KORE LIMITED is an urban and street-wear style clothing brand that celebrates Korean culture and lifestyle.  Because they are an online only store, social sharing is huge for driving sales.  They mainly post on Instagram and Facebook, but they do have a twitter account as well.  Since this is a clothing brand, the main things that are shared are their products.  They use high quality photos and models for showing off their products.  They even did a photo shoot in South Korea.  They also share sneak peeks of new seasonal lines and collaboration designs that are coming out.  When they announce a new look book has come out on their website, they share a link and make it easy to see what new products are available.  Contests are run and shared every once in awhile too.  You have to comment and like the post that was shared, and follow KORE LIMITED and potentially another company’s page.  Recently they ran a contest with Choice Music to win a free sweatshirt from them and a free BTS album from Choice Music.

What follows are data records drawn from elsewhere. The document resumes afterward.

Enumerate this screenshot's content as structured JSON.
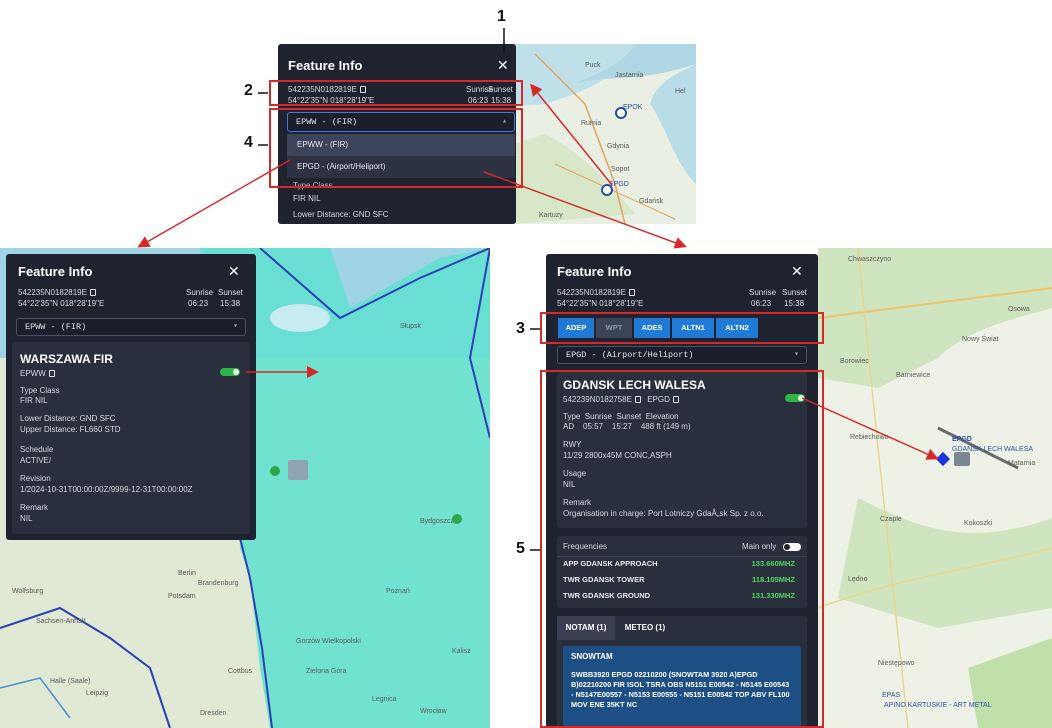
{
  "callouts": [
    "1",
    "2",
    "3",
    "4",
    "5"
  ],
  "top_panel": {
    "title": "Feature Info",
    "coord_packed": "542235N0182819E",
    "coord_dms": "54°22'35\"N 018°28'19\"E",
    "sunrise_label": "Sunrise",
    "sunset_label": "Sunset",
    "sunrise": "06:23",
    "sunset": "15:38",
    "select_value": "EPWW - (FIR)",
    "options": [
      "EPWW - (FIR)",
      "EPGD - (Airport/Heliport)"
    ],
    "peek_type_class": "Type  Class",
    "peek_type_val": "FIR   NIL",
    "peek_lower": "Lower Distance:  GND  SFC"
  },
  "top_map_labels": [
    "Puck",
    "Jastarnia",
    "Hel",
    "EPOK",
    "Rumia",
    "Gdynia",
    "Sopot",
    "EPGD",
    "Gdańsk",
    "Kartuzy"
  ],
  "left_panel": {
    "title": "Feature Info",
    "coord_packed": "542235N0182819E",
    "coord_dms": "54°22'35\"N 018°28'19\"E",
    "sunrise_label": "Sunrise",
    "sunset_label": "Sunset",
    "sunrise": "06:23",
    "sunset": "15:38",
    "select_value": "EPWW - (FIR)",
    "name": "WARSZAWA FIR",
    "code": "EPWW",
    "type_class_label": "Type  Class",
    "type_class_val": "FIR   NIL",
    "lower": "Lower Distance:  GND  SFC",
    "upper": "Upper Distance:  FL660  STD",
    "schedule_label": "Schedule",
    "schedule_val": "ACTIVE/",
    "revision_label": "Revision",
    "revision_val": "1/2024-10-31T00:00:00Z/9999-12-31T00:00:00Z",
    "remark_label": "Remark",
    "remark_val": "NIL"
  },
  "left_map_labels": [
    "Słupsk",
    "Bydgoszcz",
    "Berlin",
    "Brandenburg",
    "Potsdam",
    "Gorzów Wielkopolski",
    "Zielona Góra",
    "Poznań",
    "Wolfsburg",
    "Sachsen-Anhalt",
    "Halle (Saale)",
    "Leipzig",
    "Dresden",
    "Cottbus",
    "Legnica",
    "Wrocław",
    "Kalisz"
  ],
  "right_panel": {
    "title": "Feature Info",
    "coord_packed": "542235N0182819E",
    "coord_dms": "54°22'35\"N 018°28'19\"E",
    "sunrise_label": "Sunrise",
    "sunset_label": "Sunset",
    "sunrise": "06:23",
    "sunset": "15:38",
    "tabs": [
      {
        "label": "ADEP",
        "enabled": true
      },
      {
        "label": "WPT",
        "enabled": false
      },
      {
        "label": "ADES",
        "enabled": true
      },
      {
        "label": "ALTN1",
        "enabled": true
      },
      {
        "label": "ALTN2",
        "enabled": true
      }
    ],
    "select_value": "EPGD - (Airport/Heliport)",
    "name": "GDANSK LECH WALESA",
    "coord_code": "542239N0182758E",
    "code": "EPGD",
    "info_header": "Type  Sunrise  Sunset  Elevation",
    "info_vals": "AD    05:57    15:27    488 ft (149 m)",
    "rwy_label": "RWY",
    "rwy_val": "11/29 2800x45M CONC,ASPH",
    "usage_label": "Usage",
    "usage_val": "NIL",
    "remark_label": "Remark",
    "remark_val": "Organisation in charge: Port Lotniczy GdaÅ„sk Sp. z o.o.",
    "freq_label": "Frequencies",
    "main_only": "Main only",
    "frequencies": [
      {
        "name": "APP GDANSK APPROACH",
        "value": "133.660MHZ"
      },
      {
        "name": "TWR GDANSK TOWER",
        "value": "118.105MHZ"
      },
      {
        "name": "TWR GDANSK GROUND",
        "value": "131.330MHZ"
      }
    ],
    "notam_tab": "NOTAM (1)",
    "meteo_tab": "METEO (1)",
    "snowtam_title": "SNOWTAM",
    "snowtam_text": "SWBB3920 EPGD 02210200  (SNOWTAM 3920  A)EPGD B)02210200  FIR ISOL TSRA OBS N5151 E00542 - N5145 E00543 - N5147E00557 - N5153 E00555 - N5151 E00542 TOP ABV FL100 MOV ENE 35KT NC"
  },
  "right_map_labels": [
    "Chwaszczyno",
    "Osowa",
    "Nowy Świat",
    "Borowiec",
    "Barniewice",
    "Rebiechowo",
    "Czaple",
    "Kokoszki",
    "Lędno",
    "Niestępowo",
    "EPAS",
    "EPGD",
    "GDANSK LECH WALESA",
    "Matarnia",
    "APINO KARTUSKIE - ART METAL"
  ]
}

As you can see there are a few things that these three companies do to increase the quality of the content that they post to their social media.  They use photos and videos to engage their audience and make it easier for their fans to read.  They also run contests on their social media channels to promote products, and also other company’s when collaborating on a contest.  They share detailed information about products or events coming up. The final thing is that they are very interactive with their fans and followers.  Interacting on posts really helps build rapport for the company with their fans.

 

Choice Music:

KCON:

KORE LIMITED:

What is Social Sharing? And 3 Companies to Learn From